There is, finally, the matter of the game ending in the forest: the end. Here, once more, is the repetitive and dislocated temporality where the past merges with the present while the already-mediated future lingers on its edges. Like the “digital cul-de-sac” Fisher laments is haunted by the failures of the past’s social imaginary, LIMBO is a circular repetition, a dead-end. Pessimistically, it stops there: like the digital logic of the 21st century, the game is left in the same loop it emerged from, the past haunting it, the future already known, and halted from emerging into the present unknown. More optimistically, however, LIMBO demonstrates the potential for the present to be, as Derrida put it, unshackled by the bonds of the past and present. The repetitive nature of learning to deal with and use one’s environment to navigate the polychronic and haunted present enables one to eventually enact a future that is not considered a failure. This is perhaps not a winning in gamespace, but it is a way to navigate limbo and a shadowy, liminal, often destructive world. A video game hauntology becomes less about the spectrality of the past and future as they lurk on the borders of time, and more about the translation of the game’s spectrality into the real world, such as it is, with the assurance that the repetition hauntologists identify are not the ultimate game over, dead end, or running around in loops like a hamster in a wheel.

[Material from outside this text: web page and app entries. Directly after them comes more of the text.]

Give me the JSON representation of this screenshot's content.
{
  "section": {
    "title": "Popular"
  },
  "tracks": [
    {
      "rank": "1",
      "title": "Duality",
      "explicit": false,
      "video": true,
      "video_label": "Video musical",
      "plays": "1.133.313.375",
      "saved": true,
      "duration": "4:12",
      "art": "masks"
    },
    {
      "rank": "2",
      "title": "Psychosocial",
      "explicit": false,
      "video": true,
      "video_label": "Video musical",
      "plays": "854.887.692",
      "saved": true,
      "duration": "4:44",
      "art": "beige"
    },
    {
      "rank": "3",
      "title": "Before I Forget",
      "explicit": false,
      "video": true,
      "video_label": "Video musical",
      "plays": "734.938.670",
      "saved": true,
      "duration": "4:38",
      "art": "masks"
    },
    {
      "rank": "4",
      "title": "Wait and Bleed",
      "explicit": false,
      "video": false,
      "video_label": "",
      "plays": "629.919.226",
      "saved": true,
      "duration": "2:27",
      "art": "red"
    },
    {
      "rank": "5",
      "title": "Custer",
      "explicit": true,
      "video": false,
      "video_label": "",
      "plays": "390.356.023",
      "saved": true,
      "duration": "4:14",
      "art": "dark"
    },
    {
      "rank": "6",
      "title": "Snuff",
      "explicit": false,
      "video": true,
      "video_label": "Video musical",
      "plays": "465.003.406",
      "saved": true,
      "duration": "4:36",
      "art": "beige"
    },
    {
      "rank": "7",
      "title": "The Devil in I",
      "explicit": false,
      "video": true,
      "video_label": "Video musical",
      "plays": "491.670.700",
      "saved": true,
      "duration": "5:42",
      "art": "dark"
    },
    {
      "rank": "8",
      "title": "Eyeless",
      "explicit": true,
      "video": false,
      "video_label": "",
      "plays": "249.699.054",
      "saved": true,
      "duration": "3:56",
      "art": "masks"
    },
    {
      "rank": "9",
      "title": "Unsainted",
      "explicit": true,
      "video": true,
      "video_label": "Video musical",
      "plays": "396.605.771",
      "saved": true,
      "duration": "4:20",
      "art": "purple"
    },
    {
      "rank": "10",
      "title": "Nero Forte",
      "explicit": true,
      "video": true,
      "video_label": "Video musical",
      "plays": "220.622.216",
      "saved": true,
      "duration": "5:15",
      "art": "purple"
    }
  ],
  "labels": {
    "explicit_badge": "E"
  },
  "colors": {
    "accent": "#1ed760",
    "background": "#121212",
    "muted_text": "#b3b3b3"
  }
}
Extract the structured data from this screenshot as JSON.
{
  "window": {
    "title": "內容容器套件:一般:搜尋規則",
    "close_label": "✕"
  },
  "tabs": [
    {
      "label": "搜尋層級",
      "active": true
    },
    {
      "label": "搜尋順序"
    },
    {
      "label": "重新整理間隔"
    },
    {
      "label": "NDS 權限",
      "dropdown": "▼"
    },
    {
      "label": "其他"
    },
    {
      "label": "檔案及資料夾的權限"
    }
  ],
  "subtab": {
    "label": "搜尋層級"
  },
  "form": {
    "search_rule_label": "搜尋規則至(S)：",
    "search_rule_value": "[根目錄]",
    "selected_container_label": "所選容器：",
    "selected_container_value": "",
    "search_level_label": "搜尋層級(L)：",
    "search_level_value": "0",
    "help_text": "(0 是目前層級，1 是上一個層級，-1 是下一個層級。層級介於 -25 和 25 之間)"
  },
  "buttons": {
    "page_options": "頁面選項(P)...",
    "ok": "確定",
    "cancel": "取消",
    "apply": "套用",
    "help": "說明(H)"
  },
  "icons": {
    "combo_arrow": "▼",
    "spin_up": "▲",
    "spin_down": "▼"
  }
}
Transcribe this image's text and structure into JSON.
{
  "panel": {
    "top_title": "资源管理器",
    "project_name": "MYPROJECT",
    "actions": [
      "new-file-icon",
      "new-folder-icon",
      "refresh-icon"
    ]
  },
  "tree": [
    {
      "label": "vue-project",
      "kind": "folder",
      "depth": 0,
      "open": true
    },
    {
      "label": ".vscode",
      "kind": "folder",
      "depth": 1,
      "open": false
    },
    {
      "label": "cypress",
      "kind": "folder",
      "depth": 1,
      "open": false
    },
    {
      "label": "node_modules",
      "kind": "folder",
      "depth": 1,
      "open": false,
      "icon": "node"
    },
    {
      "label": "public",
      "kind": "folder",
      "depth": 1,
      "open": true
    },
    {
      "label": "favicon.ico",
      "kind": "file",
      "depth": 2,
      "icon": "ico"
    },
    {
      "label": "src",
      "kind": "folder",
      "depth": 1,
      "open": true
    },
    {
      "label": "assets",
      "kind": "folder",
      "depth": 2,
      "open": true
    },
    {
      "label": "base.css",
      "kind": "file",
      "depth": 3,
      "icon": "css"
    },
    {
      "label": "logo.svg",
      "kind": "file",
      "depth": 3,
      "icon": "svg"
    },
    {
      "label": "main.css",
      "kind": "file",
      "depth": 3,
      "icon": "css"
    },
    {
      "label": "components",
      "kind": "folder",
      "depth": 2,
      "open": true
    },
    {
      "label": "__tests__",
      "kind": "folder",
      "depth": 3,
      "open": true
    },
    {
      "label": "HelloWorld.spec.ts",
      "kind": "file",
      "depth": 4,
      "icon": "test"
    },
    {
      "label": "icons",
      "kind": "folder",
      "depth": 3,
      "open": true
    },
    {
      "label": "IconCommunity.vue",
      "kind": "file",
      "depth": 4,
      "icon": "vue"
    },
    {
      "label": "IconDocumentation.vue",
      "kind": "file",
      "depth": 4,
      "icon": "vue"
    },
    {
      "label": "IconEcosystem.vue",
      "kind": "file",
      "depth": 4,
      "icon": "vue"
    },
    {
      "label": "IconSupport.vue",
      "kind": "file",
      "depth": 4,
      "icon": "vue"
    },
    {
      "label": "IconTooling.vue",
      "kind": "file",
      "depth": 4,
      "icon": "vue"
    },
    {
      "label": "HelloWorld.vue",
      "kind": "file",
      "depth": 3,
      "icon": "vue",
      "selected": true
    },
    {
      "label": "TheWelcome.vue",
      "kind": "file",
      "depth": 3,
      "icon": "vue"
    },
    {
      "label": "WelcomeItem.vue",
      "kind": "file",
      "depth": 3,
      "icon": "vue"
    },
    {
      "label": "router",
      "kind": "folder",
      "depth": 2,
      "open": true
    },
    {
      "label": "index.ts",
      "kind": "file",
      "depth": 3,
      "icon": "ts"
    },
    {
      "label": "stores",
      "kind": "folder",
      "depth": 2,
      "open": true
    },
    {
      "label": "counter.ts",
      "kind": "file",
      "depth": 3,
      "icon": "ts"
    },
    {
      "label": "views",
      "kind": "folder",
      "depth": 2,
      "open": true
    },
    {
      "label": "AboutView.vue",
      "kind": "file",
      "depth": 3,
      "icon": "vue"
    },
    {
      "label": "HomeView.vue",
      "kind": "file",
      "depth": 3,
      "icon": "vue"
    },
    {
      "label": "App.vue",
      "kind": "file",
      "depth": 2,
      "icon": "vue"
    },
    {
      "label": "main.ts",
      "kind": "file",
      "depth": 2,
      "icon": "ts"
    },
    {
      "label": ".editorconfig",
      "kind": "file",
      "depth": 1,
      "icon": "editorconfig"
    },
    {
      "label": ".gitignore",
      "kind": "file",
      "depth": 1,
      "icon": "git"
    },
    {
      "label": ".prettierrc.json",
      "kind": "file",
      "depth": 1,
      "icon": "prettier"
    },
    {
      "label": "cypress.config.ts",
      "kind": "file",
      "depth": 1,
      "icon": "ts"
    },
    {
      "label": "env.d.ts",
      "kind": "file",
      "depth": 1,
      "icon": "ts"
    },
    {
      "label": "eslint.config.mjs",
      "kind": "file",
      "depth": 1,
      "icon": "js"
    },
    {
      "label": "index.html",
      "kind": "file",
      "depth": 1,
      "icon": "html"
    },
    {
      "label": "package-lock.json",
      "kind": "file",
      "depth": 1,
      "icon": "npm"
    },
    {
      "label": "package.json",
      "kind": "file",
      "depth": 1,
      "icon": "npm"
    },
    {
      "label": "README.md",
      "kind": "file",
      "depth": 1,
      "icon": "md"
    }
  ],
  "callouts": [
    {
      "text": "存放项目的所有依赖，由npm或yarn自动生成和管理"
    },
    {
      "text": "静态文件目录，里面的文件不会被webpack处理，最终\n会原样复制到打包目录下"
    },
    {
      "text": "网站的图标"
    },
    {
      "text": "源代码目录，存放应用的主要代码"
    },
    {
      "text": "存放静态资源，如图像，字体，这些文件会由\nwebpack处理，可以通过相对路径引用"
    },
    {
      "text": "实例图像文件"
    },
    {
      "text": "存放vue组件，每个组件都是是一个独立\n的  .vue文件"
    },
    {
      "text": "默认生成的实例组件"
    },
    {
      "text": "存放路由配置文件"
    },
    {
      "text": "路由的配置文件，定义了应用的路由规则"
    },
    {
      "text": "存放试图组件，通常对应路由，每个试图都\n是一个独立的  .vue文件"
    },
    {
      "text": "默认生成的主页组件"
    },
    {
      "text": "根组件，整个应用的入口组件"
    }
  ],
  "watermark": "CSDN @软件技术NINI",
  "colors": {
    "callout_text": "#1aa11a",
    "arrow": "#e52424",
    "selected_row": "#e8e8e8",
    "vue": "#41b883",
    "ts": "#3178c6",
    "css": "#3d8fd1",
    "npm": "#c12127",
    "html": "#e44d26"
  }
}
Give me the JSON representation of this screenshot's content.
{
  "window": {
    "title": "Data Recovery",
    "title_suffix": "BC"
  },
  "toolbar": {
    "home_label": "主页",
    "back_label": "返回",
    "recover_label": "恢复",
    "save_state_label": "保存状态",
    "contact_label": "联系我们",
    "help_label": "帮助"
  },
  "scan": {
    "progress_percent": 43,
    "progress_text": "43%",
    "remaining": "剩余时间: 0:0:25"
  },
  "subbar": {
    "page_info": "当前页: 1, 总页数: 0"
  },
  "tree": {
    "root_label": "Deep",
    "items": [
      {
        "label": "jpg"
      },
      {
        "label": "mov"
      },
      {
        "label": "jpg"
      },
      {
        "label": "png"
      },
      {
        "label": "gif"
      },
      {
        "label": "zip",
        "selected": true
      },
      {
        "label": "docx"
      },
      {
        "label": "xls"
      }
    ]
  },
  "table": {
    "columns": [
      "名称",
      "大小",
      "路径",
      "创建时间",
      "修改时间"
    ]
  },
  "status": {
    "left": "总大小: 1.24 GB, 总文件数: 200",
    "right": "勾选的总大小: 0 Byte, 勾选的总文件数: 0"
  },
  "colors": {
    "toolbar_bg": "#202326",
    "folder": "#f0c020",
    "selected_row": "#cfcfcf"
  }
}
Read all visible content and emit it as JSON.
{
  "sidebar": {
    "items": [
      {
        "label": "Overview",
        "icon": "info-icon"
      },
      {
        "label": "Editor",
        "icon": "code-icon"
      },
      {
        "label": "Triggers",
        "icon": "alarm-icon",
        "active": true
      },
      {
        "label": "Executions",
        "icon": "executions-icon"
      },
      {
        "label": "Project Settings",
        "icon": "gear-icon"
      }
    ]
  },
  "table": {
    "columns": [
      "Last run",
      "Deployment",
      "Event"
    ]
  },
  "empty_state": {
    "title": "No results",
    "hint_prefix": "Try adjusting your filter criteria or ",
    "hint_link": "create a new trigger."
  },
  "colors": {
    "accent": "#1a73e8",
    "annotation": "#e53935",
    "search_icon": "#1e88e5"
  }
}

It is less about being guided into the future by ghosts that have foretold how futures will fail, but about navigating the present until the present is playable and its algorithms learned. The logic of premediation enables not only new futures to be generated, but for new kinds of spectres to appear: ones which are equally algorithmic as the moments that generate them and must therefore be engaged with not only as textual, thus virtual ghosts, but as algorithms, allegorithms that move beyond the code of the game, and as practical interpretations of the 21st century and what it means to exist in this kind of limbo.
Derrida, Jacques. Specters of Marx: The State of the Debt, the Work of Mourning, and the New International. 1994. New York: Routledge, 2006. Print.
Dyer-Witheford, Nick, and Greig De Peuter. Games of Empire: Global Capitalism and Video Games. Minneapolis: U of Minnesota, 2009. Print.
Fisher, Mark. “What is Hauntology?” Film Quarterly 66.1 (Fall 2012). Print. 16-24.
Grusin, Richard A. Premediation: Affect and Mediality after 9/11. Basingstoke: Palgrave Macmillan, 2010. Print.
Galloway, Alexander R. Gaming: Essays on Algorithmic Culture. Minneapolis: U of Minnesota, 2006. Print.
LIMBO. Playdead. 2010. Video game.
Wark, McKenzie. Gamer Theory. Cambridge, MA: Harvard UP, 2007. Print.
Wolfreys, Julian. Victorian Hauntings: Spectrality, Gothic, the Uncanny, and Literature. New York: Palgrave, 2002. Print.